“Didn’t you see him?” hissing under her breath, a mother in her early thirties reprimands her daughter for not yielding to an elderly man at the doorway of a local library. The girl is perhaps nine years old. And, from my observational point of view, she is or was completely and excitedly absorbed in her stack of new books, portals to alternate worlds of grand adventure.
“Ow, you’re hurting me,” I hear the girl respond, as I witness her incensed mother taking the child’s one free hand to twist the girl’s arm behind her back. In my heart, somehow I know this frustrated mother is attempting to underscore her original, parenting point through this physical addition.
Visibly tired, as well as being angry and impatient with her daughter for not yielding to the elderly man in the doorway, the mother continues the verbal lesson, “We yield to elderly people. It is courteous. You need to pay more attention.”

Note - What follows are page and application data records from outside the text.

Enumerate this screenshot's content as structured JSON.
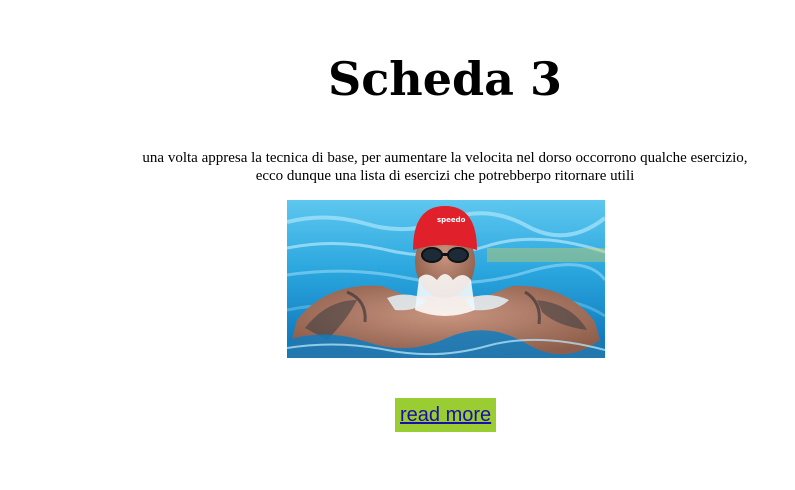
{
  "header": {
    "title": "Scheda 3"
  },
  "content": {
    "intro_line_1": "una volta appresa la tecnica di base, per aumentare la velocita nel dorso occorrono qualche esercizio,",
    "intro_line_2": "ecco dunque una lista di esercizi che potrebberpo ritornare utili"
  },
  "image": {
    "subject": "swimmer-photo",
    "cap_text": "speedo"
  },
  "actions": {
    "read_more_label": "read more"
  },
  "colors": {
    "button_background": "#9acd32",
    "link": "#1a0dab",
    "water": "#1f9fd8",
    "cap": "#e0202a"
  }
}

The scene takes up less time than it would take to air a thirty-minute commercial. The mother wants to ingrain in her child a common, social kindness, so that that kindness becomes automatic. Yet, being socially courteous requires each of us to be fully grounded in our bodies and aware of our surroundings in present time. And the manner in which this mother has chosen to underscore her point, in terms of physical reprimand, will do nothing but drive this girl further out and away from her personal, physical center.
As an observer, all I can envision is how this child—as an adult—may end up in tears on a yoga mat or in the office of a physical therapist or on the table of a licensed body-worker, trying to understand the origin of the pain in her right shoulder and the source of her inexplicable grief. The body does not forget. Even as the sands of incidental, daily memories are wiped clean by the tide of time, the body does not forget.
As I finish crossing the foyer of the library into one of the building’s sunniest wings, I see the beauty of the sun’s light playing through the leaves of a tall, potted tree. Turning toward the comfort of nature brought indoors, I ponder why we—as a society—continue in our attempts to teach kindness through brutality.